**** Information ****

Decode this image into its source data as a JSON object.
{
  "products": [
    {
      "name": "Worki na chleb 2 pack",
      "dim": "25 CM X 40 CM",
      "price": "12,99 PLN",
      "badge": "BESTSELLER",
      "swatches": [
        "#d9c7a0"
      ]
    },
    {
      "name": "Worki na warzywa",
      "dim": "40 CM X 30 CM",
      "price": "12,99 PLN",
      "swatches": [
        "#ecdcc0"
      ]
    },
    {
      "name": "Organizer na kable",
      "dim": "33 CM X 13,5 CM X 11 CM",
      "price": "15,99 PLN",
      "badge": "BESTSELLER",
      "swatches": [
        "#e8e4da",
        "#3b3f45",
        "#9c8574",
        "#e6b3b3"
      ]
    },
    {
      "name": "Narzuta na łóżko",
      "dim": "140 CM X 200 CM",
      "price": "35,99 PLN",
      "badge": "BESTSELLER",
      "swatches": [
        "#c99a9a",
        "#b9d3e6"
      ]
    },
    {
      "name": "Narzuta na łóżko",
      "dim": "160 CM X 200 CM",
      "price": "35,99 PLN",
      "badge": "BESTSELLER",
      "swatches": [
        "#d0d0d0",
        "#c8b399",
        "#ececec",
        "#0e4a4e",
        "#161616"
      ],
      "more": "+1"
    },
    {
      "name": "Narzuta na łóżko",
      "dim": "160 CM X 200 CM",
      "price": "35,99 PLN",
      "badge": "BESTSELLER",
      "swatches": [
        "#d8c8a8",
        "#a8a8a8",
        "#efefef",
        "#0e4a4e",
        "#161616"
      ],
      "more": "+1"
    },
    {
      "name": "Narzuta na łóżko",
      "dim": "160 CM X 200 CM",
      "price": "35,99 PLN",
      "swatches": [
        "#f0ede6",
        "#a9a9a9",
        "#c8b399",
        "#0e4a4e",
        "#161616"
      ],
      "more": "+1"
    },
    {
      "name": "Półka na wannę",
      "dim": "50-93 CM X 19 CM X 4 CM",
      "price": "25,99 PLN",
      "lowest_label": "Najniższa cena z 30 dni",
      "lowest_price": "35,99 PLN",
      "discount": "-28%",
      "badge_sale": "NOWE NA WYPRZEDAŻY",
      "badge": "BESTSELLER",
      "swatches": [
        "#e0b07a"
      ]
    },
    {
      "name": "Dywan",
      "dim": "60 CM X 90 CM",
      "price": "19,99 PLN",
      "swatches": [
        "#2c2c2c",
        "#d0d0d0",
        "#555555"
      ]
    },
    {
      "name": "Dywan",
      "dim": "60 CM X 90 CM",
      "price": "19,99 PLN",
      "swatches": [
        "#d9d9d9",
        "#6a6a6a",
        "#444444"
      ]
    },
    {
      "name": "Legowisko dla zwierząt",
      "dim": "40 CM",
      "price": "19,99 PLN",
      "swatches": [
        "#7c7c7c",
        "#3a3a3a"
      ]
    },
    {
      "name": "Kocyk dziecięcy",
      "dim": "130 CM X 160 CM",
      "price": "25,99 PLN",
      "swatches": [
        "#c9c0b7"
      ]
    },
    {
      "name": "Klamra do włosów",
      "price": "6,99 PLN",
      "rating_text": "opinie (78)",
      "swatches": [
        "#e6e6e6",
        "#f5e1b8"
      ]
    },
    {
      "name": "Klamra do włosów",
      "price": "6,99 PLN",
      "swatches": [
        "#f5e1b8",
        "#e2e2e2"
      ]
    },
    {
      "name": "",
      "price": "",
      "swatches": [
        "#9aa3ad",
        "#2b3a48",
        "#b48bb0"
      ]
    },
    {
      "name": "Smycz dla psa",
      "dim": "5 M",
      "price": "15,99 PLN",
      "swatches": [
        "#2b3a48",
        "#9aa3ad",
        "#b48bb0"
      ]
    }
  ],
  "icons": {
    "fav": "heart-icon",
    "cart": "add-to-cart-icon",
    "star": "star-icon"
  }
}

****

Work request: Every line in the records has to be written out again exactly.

Response:
Decode this image into its source data as a JSON object.
{
  "products": [
    {
      "name": "Worki na chleb 2 pack",
      "dim": "25 CM X 40 CM",
      "price": "12,99 PLN",
      "badge": "BESTSELLER",
      "swatches": [
        "#d9c7a0"
      ]
    },
    {
      "name": "Worki na warzywa",
      "dim": "40 CM X 30 CM",
      "price": "12,99 PLN",
      "swatches": [
        "#ecdcc0"
      ]
    },
    {
      "name": "Organizer na kable",
      "dim": "33 CM X 13,5 CM X 11 CM",
      "price": "15,99 PLN",
      "badge": "BESTSELLER",
      "swatches": [
        "#e8e4da",
        "#3b3f45",
        "#9c8574",
        "#e6b3b3"
      ]
    },
    {
      "name": "Narzuta na łóżko",
      "dim": "140 CM X 200 CM",
      "price": "35,99 PLN",
      "badge": "BESTSELLER",
      "swatches": [
        "#c99a9a",
        "#b9d3e6"
      ]
    },
    {
      "name": "Narzuta na łóżko",
      "dim": "160 CM X 200 CM",
      "price": "35,99 PLN",
      "badge": "BESTSELLER",
      "swatches": [
        "#d0d0d0",
        "#c8b399",
        "#ececec",
        "#0e4a4e",
        "#161616"
      ],
      "more": "+1"
    },
    {
      "name": "Narzuta na łóżko",
      "dim": "160 CM X 200 CM",
      "price": "35,99 PLN",
      "badge": "BESTSELLER",
      "swatches": [
        "#d8c8a8",
        "#a8a8a8",
        "#efefef",
        "#0e4a4e",
        "#161616"
      ],
      "more": "+1"
    },
    {
      "name": "Narzuta na łóżko",
      "dim": "160 CM X 200 CM",
      "price": "35,99 PLN",
      "swatches": [
        "#f0ede6",
        "#a9a9a9",
        "#c8b399",
        "#0e4a4e",
        "#161616"
      ],
      "more": "+1"
    },
    {
      "name": "Półka na wannę",
      "dim": "50-93 CM X 19 CM X 4 CM",
      "price": "25,99 PLN",
      "lowest_label": "Najniższa cena z 30 dni",
      "lowest_price": "35,99 PLN",
      "discount": "-28%",
      "badge_sale": "NOWE NA WYPRZEDAŻY",
      "badge": "BESTSELLER",
      "swatches": [
        "#e0b07a"
      ]
    },
    {
      "name": "Dywan",
      "dim": "60 CM X 90 CM",
      "price": "19,99 PLN",
      "swatches": [
        "#2c2c2c",
        "#d0d0d0",
        "#555555"
      ]
    },
    {
      "name": "Dywan",
      "dim": "60 CM X 90 CM",
      "price": "19,99 PLN",
      "swatches": [
        "#d9d9d9",
        "#6a6a6a",
        "#444444"
      ]
    },
    {
      "name": "Legowisko dla zwierząt",
      "dim": "40 CM",
      "price": "19,99 PLN",
      "swatches": [
        "#7c7c7c",
        "#3a3a3a"
      ]
    },
    {
      "name": "Kocyk dziecięcy",
      "dim": "130 CM X 160 CM",
      "price": "25,99 PLN",
      "swatches": [
        "#c9c0b7"
      ]
    },
    {
      "name": "Klamra do włosów",
      "price": "6,99 PLN",
      "rating_text": "opinie (78)",
      "swatches": [
        "#e6e6e6",
        "#f5e1b8"
      ]
    },
    {
      "name": "Klamra do włosów",
      "price": "6,99 PLN",
      "swatches": [
        "#f5e1b8",
        "#e2e2e2"
      ]
    },
    {
      "name": "",
      "price": "",
      "swatches": [
        "#9aa3ad",
        "#2b3a48",
        "#b48bb0"
      ]
    },
    {
      "name": "Smycz dla psa",
      "dim": "5 M",
      "price": "15,99 PLN",
      "swatches": [
        "#2b3a48",
        "#9aa3ad",
        "#b48bb0"
      ]
    }
  ],
  "icons": {
    "fav": "heart-icon",
    "cart": "add-to-cart-icon",
    "star": "star-icon"
  }
}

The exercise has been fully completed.